WHAT TO WORK ON. What you give back must match the records below exactly.

EXTRACTED ENTRIES.

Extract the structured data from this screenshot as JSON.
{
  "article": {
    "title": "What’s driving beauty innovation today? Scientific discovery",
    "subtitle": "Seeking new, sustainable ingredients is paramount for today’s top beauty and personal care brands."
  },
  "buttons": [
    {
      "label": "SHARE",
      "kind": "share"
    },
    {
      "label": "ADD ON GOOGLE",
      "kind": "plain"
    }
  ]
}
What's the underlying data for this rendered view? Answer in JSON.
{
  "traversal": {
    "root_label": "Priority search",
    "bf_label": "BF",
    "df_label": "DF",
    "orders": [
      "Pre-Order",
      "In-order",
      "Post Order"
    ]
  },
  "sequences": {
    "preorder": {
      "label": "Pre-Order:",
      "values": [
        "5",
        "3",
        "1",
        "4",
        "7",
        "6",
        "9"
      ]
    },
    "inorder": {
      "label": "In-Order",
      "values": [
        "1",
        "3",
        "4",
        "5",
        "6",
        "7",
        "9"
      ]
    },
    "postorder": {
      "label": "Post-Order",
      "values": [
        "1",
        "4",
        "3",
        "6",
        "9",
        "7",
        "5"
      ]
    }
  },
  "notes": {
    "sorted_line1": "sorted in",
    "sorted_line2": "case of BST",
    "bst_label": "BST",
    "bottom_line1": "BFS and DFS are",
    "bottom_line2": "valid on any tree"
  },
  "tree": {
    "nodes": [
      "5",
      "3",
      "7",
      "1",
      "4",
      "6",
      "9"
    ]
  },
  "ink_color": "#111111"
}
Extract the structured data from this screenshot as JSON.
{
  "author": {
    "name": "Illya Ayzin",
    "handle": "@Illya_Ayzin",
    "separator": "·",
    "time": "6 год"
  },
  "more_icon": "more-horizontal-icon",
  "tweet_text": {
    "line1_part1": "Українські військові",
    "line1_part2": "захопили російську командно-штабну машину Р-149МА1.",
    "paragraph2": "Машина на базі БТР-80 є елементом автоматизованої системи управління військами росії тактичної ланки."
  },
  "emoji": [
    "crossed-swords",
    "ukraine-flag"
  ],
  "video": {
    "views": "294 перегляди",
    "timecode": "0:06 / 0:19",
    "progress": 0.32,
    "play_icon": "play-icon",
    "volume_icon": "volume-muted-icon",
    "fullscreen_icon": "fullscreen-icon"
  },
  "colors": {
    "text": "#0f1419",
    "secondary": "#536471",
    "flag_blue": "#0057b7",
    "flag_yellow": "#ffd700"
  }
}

TASK RESULT.
Extract the structured data from this screenshot as JSON.
{
  "article": {
    "title": "What’s driving beauty innovation today? Scientific discovery",
    "subtitle": "Seeking new, sustainable ingredients is paramount for today’s top beauty and personal care brands."
  },
  "buttons": [
    {
      "label": "SHARE",
      "kind": "share"
    },
    {
      "label": "ADD ON GOOGLE",
      "kind": "plain"
    }
  ]
}
What's the underlying data for this rendered view? Answer in JSON.
{
  "traversal": {
    "root_label": "Priority search",
    "bf_label": "BF",
    "df_label": "DF",
    "orders": [
      "Pre-Order",
      "In-order",
      "Post Order"
    ]
  },
  "sequences": {
    "preorder": {
      "label": "Pre-Order:",
      "values": [
        "5",
        "3",
        "1",
        "4",
        "7",
        "6",
        "9"
      ]
    },
    "inorder": {
      "label": "In-Order",
      "values": [
        "1",
        "3",
        "4",
        "5",
        "6",
        "7",
        "9"
      ]
    },
    "postorder": {
      "label": "Post-Order",
      "values": [
        "1",
        "4",
        "3",
        "6",
        "9",
        "7",
        "5"
      ]
    }
  },
  "notes": {
    "sorted_line1": "sorted in",
    "sorted_line2": "case of BST",
    "bst_label": "BST",
    "bottom_line1": "BFS and DFS are",
    "bottom_line2": "valid on any tree"
  },
  "tree": {
    "nodes": [
      "5",
      "3",
      "7",
      "1",
      "4",
      "6",
      "9"
    ]
  },
  "ink_color": "#111111"
}
Extract the structured data from this screenshot as JSON.
{
  "author": {
    "name": "Illya Ayzin",
    "handle": "@Illya_Ayzin",
    "separator": "·",
    "time": "6 год"
  },
  "more_icon": "more-horizontal-icon",
  "tweet_text": {
    "line1_part1": "Українські військові",
    "line1_part2": "захопили російську командно-штабну машину Р-149МА1.",
    "paragraph2": "Машина на базі БТР-80 є елементом автоматизованої системи управління військами росії тактичної ланки."
  },
  "emoji": [
    "crossed-swords",
    "ukraine-flag"
  ],
  "video": {
    "views": "294 перегляди",
    "timecode": "0:06 / 0:19",
    "progress": 0.32,
    "play_icon": "play-icon",
    "volume_icon": "volume-muted-icon",
    "fullscreen_icon": "fullscreen-icon"
  },
  "colors": {
    "text": "#0f1419",
    "secondary": "#536471",
    "flag_blue": "#0057b7",
    "flag_yellow": "#ffd700"
  }
}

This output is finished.